Information given:
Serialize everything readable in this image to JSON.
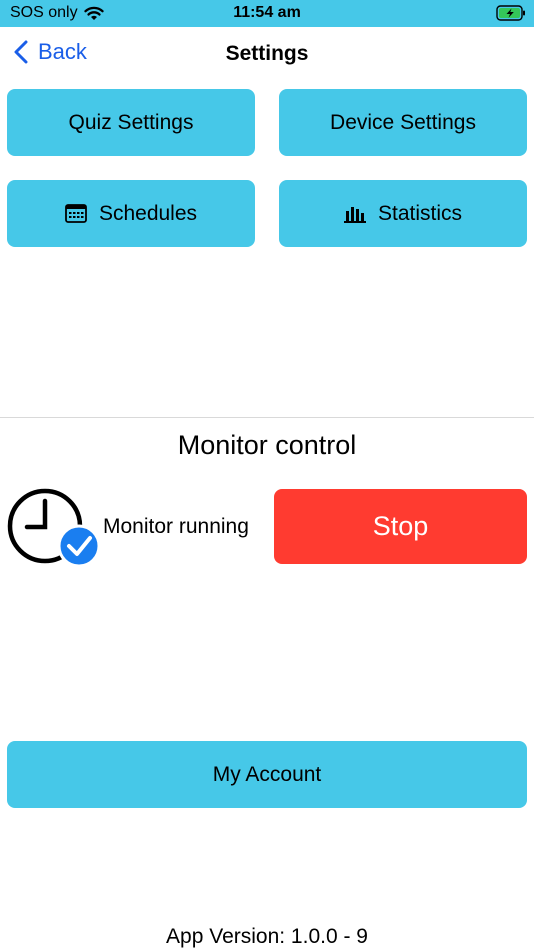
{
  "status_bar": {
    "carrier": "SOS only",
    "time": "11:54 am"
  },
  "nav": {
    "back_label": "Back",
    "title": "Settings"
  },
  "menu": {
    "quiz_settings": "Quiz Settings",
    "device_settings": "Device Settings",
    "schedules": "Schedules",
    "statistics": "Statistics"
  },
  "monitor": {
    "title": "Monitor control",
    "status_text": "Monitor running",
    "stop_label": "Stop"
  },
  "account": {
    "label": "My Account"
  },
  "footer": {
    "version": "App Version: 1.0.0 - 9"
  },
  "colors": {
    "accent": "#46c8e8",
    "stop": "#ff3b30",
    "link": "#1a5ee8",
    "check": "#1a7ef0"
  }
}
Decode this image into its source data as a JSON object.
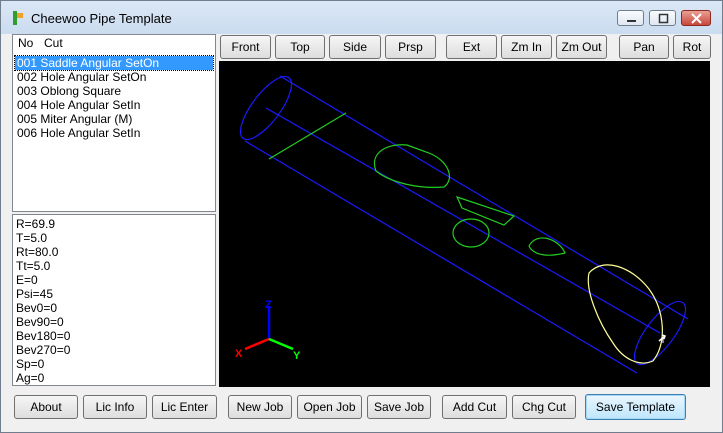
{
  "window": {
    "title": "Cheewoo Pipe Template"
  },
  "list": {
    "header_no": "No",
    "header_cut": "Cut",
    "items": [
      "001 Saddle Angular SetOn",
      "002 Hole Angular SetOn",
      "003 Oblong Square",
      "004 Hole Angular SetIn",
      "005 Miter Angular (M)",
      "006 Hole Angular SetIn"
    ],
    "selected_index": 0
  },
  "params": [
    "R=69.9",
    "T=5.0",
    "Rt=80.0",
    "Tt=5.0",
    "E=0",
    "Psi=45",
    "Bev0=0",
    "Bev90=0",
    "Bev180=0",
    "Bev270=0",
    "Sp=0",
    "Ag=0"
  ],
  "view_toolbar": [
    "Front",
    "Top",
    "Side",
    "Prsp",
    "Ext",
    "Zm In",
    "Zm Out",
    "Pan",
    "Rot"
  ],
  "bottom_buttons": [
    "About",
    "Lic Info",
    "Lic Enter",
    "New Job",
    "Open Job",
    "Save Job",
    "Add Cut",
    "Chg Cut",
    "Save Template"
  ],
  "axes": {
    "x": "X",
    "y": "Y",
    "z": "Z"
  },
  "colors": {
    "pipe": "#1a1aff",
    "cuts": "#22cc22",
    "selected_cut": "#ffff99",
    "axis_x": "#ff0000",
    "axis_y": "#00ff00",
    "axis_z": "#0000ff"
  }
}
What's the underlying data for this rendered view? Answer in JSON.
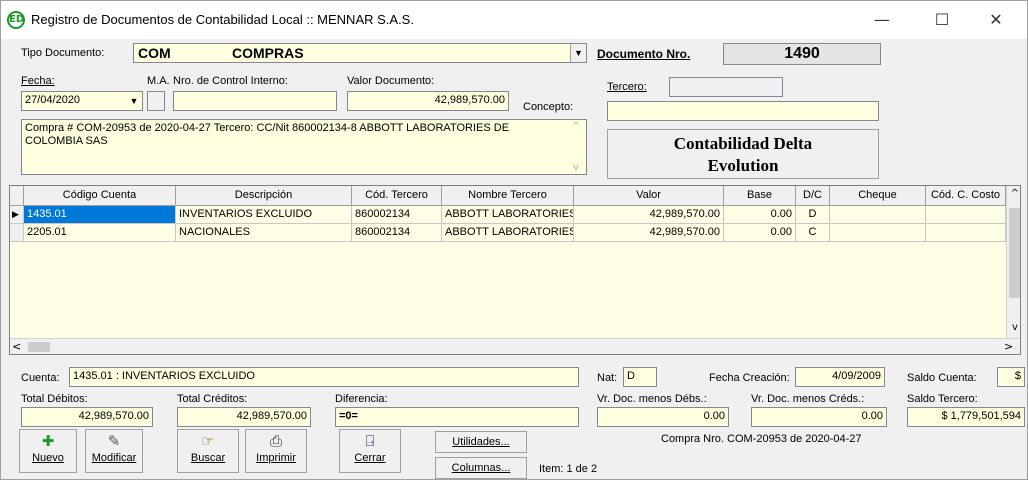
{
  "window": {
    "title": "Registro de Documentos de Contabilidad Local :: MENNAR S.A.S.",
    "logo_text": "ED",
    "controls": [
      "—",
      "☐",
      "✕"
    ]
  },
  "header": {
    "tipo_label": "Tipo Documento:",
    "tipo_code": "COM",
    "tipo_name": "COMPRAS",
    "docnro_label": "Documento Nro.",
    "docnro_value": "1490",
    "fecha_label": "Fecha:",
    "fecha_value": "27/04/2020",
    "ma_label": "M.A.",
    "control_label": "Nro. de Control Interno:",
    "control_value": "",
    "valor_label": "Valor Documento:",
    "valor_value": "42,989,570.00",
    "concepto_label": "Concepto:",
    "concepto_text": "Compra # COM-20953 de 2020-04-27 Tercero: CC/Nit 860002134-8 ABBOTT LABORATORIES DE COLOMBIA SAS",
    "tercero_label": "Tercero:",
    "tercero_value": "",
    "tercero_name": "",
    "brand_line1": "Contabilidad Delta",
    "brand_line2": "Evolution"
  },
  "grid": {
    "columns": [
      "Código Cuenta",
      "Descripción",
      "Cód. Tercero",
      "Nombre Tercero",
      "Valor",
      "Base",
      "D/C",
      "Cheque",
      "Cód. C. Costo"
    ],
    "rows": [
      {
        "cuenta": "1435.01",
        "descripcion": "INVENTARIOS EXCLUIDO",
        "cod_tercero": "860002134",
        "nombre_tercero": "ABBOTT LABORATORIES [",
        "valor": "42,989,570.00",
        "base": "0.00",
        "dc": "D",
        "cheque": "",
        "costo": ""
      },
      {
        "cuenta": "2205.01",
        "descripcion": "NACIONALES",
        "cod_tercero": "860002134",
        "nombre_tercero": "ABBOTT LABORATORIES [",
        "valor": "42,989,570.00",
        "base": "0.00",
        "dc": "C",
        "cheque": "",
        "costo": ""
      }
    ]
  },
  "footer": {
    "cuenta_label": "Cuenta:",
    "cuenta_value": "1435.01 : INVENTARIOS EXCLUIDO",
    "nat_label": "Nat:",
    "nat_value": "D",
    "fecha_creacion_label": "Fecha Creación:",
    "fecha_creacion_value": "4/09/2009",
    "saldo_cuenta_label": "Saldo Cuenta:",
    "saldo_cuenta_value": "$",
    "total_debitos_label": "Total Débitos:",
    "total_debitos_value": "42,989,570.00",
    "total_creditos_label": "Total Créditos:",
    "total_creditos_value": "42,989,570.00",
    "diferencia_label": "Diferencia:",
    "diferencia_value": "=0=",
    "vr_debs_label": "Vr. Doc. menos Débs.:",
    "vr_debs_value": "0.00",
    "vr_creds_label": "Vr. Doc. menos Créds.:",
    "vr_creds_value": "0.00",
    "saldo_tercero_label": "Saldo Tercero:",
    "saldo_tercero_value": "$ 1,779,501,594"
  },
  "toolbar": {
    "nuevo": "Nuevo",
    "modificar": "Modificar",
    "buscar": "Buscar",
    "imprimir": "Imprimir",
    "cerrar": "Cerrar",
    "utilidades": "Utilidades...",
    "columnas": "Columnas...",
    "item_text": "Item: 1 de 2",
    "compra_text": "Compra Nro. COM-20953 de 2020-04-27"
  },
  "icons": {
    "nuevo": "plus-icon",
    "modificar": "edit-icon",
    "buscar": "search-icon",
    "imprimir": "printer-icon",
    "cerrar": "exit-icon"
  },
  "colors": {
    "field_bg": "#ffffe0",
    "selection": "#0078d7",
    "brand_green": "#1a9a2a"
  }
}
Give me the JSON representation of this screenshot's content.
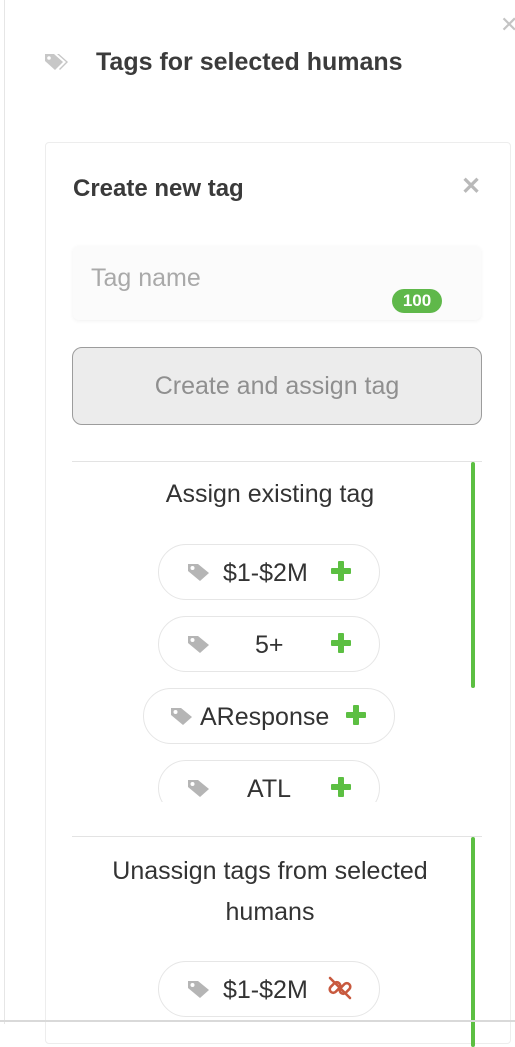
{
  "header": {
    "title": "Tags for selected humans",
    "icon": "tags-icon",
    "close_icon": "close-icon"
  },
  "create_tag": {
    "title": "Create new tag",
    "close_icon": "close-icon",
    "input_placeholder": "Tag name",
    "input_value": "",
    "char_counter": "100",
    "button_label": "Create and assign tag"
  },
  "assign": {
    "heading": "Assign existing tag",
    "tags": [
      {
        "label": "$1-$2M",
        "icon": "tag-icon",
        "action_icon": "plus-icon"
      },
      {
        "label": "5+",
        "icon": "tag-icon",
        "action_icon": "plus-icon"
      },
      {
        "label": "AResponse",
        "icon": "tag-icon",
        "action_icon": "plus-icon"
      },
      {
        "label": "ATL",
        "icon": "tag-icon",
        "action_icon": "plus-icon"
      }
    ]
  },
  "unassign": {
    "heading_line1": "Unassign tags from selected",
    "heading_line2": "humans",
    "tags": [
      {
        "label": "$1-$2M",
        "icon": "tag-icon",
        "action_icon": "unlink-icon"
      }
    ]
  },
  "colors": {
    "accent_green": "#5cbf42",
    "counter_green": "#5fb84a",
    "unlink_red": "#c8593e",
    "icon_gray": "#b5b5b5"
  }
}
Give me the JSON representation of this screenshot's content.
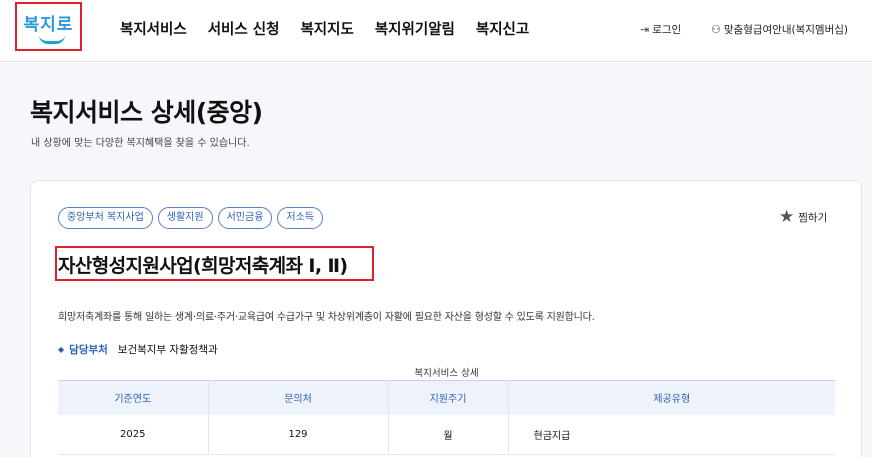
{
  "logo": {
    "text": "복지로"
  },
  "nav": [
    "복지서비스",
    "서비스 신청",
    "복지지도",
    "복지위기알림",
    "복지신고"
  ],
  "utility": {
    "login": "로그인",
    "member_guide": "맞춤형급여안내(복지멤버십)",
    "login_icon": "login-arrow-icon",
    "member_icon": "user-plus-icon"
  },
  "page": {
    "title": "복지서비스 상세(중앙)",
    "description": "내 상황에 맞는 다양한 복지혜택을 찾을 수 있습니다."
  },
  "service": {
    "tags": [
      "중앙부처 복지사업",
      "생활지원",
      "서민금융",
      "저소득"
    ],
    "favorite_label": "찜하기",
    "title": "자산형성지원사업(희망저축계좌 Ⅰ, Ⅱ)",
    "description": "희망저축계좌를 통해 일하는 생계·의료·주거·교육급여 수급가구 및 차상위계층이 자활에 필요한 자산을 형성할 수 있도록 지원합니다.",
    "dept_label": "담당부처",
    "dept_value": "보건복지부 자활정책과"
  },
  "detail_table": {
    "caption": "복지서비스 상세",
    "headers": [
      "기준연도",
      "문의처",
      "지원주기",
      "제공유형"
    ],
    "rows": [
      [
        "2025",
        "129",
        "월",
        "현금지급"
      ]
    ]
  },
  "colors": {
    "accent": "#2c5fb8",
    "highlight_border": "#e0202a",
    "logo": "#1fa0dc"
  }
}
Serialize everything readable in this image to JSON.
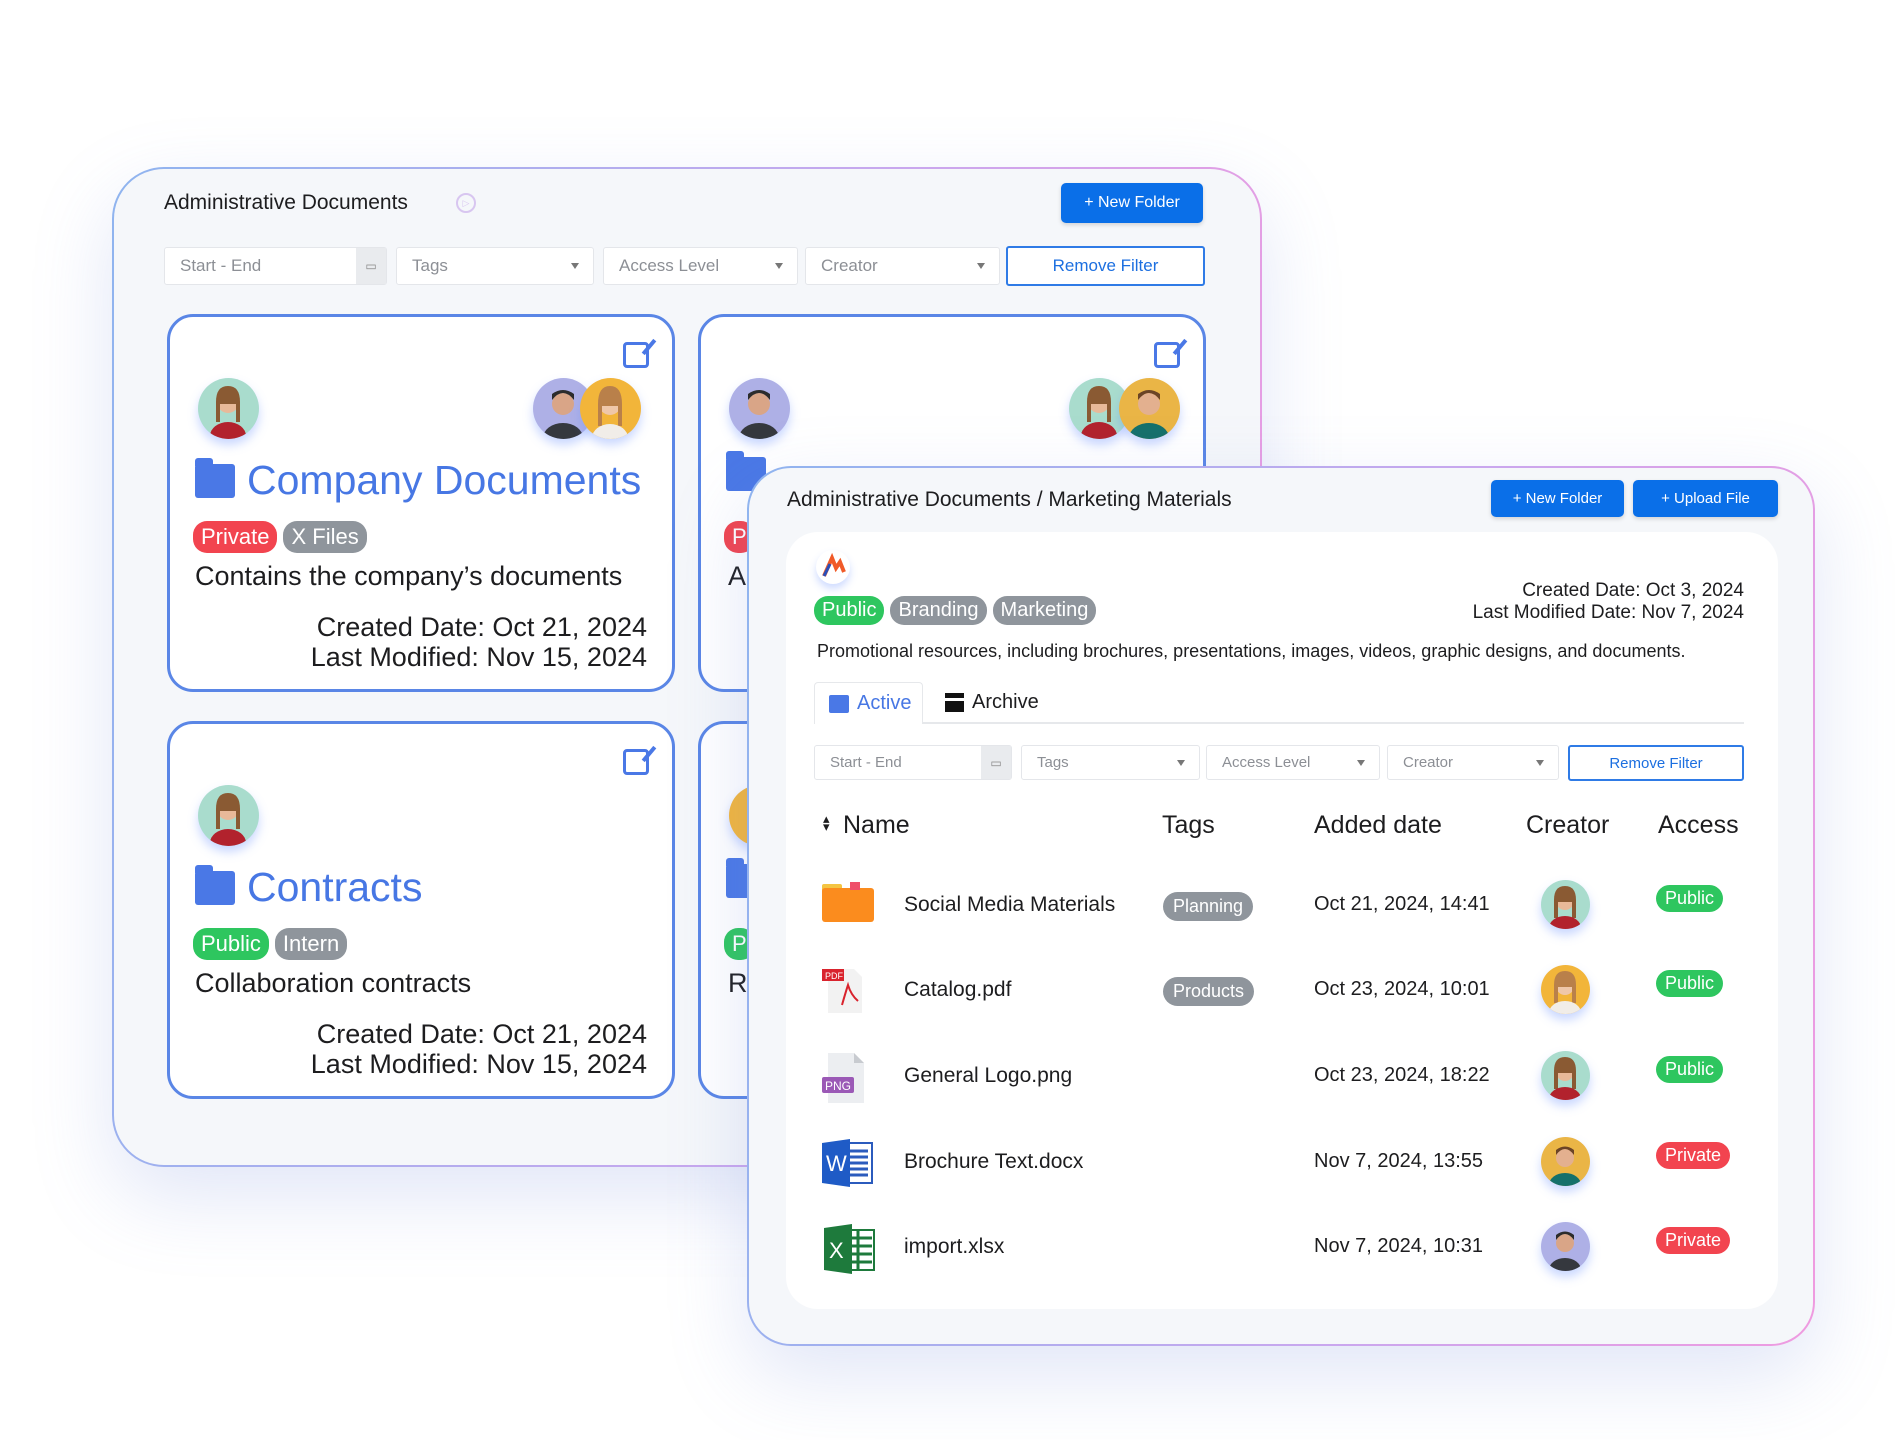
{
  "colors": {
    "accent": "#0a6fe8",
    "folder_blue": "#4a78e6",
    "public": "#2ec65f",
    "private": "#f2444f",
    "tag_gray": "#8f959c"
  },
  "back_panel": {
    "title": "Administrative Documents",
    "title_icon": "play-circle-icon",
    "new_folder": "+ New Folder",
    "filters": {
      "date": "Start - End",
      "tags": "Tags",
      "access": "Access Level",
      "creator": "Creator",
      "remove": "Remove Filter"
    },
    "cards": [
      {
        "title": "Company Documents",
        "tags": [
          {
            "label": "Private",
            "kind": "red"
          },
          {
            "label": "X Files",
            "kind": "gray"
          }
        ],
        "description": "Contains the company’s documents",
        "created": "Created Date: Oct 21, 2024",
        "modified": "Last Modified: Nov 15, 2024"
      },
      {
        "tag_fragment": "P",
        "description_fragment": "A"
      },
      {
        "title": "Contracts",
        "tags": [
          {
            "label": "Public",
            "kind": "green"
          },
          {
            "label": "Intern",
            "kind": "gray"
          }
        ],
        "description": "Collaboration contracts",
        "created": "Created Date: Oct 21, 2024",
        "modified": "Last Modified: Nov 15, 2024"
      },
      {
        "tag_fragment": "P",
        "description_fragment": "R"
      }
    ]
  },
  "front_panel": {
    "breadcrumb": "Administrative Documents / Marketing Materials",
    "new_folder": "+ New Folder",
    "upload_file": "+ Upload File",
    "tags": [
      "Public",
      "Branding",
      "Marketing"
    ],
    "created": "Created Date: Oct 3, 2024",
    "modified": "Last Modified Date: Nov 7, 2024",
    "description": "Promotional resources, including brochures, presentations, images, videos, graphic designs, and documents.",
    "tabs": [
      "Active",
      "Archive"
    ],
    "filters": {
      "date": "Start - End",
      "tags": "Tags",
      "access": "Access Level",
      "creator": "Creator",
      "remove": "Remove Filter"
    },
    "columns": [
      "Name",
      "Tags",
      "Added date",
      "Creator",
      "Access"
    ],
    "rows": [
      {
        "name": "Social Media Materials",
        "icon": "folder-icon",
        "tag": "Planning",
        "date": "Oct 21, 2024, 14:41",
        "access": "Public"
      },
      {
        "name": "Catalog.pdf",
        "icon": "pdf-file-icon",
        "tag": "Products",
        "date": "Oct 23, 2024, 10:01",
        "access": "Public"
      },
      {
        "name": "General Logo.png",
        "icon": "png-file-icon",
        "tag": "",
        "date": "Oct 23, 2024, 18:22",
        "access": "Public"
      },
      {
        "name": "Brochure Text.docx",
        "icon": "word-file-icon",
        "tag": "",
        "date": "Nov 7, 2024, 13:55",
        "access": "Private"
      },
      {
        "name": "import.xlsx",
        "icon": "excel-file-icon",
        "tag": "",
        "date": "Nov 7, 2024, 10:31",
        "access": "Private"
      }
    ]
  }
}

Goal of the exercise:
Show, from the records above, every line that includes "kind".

Task output:
            "kind": "red"
            "kind": "gray"
            "kind": "green"
            "kind": "gray"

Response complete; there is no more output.